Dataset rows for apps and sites
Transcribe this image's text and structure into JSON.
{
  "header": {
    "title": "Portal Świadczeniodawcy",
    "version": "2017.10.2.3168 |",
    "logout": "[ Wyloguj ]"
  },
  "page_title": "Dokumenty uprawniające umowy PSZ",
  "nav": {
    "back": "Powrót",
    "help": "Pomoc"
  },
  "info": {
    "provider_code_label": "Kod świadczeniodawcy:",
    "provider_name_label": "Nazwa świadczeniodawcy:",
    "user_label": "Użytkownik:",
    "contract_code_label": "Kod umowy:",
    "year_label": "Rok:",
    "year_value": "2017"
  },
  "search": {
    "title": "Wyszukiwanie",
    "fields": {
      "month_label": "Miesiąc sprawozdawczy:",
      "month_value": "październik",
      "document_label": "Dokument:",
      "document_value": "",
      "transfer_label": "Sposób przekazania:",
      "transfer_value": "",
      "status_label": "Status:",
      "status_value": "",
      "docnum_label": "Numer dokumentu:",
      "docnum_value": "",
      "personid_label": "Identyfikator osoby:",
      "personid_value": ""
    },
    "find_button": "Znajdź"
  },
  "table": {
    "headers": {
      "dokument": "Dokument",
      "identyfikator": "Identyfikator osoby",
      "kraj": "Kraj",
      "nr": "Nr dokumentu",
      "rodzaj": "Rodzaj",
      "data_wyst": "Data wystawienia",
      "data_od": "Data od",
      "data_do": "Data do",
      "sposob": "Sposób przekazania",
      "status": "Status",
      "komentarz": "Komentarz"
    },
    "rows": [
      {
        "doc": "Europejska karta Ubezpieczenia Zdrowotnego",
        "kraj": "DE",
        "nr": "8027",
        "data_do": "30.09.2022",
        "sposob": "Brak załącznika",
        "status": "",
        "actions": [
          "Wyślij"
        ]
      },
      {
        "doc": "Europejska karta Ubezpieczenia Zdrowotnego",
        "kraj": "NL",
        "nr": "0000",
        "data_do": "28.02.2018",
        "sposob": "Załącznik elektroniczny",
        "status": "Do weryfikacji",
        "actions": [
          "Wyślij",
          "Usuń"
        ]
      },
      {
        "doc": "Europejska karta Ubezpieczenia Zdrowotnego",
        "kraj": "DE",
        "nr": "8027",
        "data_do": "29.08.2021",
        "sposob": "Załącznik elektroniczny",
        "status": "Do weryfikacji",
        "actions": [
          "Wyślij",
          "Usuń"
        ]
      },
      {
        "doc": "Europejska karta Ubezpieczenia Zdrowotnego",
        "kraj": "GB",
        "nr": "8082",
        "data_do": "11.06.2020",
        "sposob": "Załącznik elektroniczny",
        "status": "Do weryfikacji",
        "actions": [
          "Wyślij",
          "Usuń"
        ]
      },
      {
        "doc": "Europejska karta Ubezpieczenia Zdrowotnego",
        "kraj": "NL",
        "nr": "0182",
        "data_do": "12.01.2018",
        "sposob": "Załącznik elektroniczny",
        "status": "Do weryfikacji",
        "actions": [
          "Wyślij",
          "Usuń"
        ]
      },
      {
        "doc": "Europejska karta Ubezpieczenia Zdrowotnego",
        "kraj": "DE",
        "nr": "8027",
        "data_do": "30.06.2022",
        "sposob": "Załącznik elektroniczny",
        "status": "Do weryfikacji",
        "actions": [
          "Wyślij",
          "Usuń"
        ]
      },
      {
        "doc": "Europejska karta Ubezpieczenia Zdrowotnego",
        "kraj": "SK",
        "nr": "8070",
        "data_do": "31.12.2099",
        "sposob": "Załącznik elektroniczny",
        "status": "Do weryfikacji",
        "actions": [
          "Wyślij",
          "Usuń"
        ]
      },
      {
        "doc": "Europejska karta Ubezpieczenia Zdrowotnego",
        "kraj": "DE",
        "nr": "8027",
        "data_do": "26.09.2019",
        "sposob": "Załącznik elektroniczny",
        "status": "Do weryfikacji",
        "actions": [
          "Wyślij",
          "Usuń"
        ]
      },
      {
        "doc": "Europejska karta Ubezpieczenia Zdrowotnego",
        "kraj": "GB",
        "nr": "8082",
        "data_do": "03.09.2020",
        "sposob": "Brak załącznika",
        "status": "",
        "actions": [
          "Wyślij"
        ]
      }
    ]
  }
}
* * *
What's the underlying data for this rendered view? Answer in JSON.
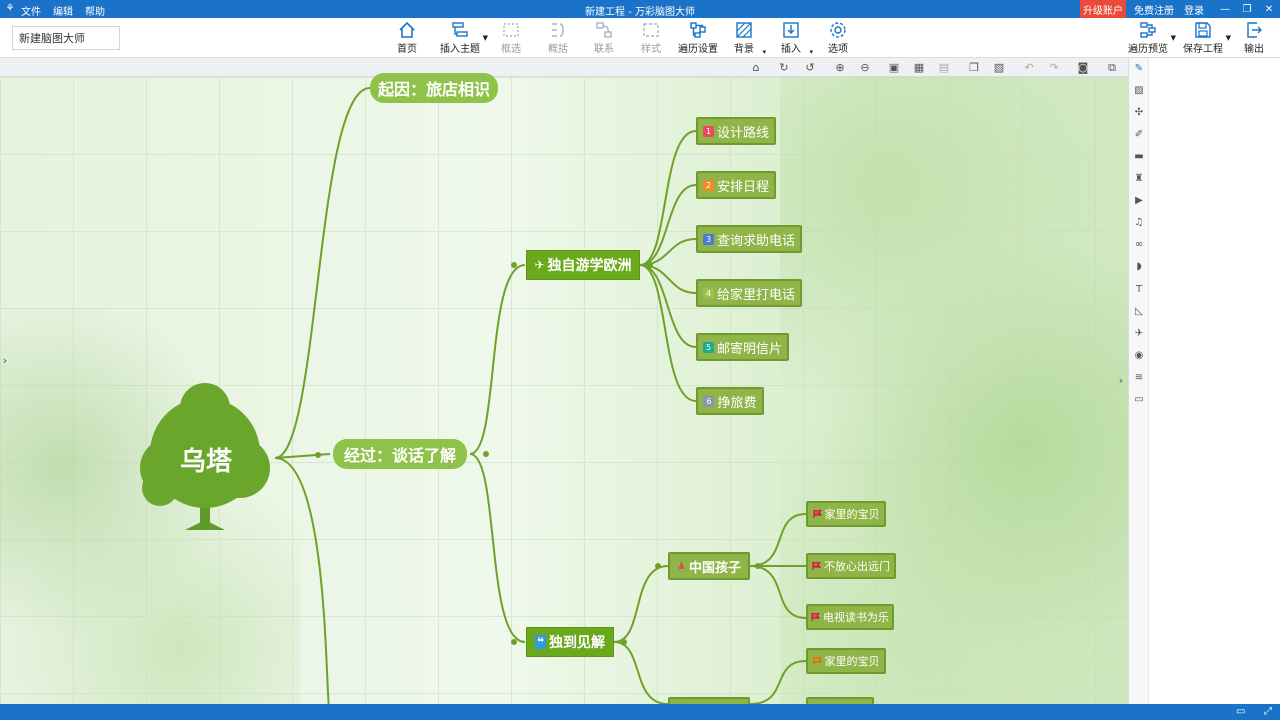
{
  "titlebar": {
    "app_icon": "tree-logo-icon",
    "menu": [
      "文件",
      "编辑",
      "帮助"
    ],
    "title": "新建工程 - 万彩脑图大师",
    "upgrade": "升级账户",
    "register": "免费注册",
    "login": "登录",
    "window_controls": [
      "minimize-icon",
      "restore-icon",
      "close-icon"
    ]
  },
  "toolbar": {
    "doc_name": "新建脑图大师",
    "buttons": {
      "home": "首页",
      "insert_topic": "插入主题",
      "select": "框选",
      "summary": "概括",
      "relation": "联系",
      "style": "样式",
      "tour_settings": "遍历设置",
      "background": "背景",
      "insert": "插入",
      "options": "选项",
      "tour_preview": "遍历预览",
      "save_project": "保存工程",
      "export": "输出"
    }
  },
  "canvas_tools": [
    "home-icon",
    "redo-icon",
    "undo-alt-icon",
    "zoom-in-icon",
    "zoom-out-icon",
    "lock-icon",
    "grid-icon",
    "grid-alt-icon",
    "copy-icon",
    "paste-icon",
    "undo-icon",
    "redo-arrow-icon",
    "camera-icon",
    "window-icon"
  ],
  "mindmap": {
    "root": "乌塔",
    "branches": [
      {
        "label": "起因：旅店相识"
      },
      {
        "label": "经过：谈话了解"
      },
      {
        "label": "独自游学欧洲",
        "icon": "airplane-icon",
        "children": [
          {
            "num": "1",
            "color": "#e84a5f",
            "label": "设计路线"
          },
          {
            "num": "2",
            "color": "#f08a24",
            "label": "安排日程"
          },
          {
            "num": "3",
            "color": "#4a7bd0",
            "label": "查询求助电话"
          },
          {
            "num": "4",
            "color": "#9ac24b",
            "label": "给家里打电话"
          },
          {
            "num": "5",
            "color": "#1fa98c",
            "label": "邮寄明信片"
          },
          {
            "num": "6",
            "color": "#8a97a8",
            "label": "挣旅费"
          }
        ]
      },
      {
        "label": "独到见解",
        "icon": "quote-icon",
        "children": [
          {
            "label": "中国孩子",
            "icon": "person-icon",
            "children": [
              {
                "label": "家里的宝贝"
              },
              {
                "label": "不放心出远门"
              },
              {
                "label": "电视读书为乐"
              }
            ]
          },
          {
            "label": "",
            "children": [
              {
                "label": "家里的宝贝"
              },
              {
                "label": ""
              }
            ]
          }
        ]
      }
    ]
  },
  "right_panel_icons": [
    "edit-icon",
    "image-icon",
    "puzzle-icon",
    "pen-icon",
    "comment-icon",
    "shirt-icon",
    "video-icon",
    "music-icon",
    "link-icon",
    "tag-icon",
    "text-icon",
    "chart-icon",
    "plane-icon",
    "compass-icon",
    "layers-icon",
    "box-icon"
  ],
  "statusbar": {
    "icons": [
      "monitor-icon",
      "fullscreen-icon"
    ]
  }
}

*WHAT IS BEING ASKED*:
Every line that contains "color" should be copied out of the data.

*REPLY*:
            "color": "#e84a5f",
            "color": "#f08a24",
            "color": "#4a7bd0",
            "color": "#9ac24b",
            "color": "#1fa98c",
            "color": "#8a97a8",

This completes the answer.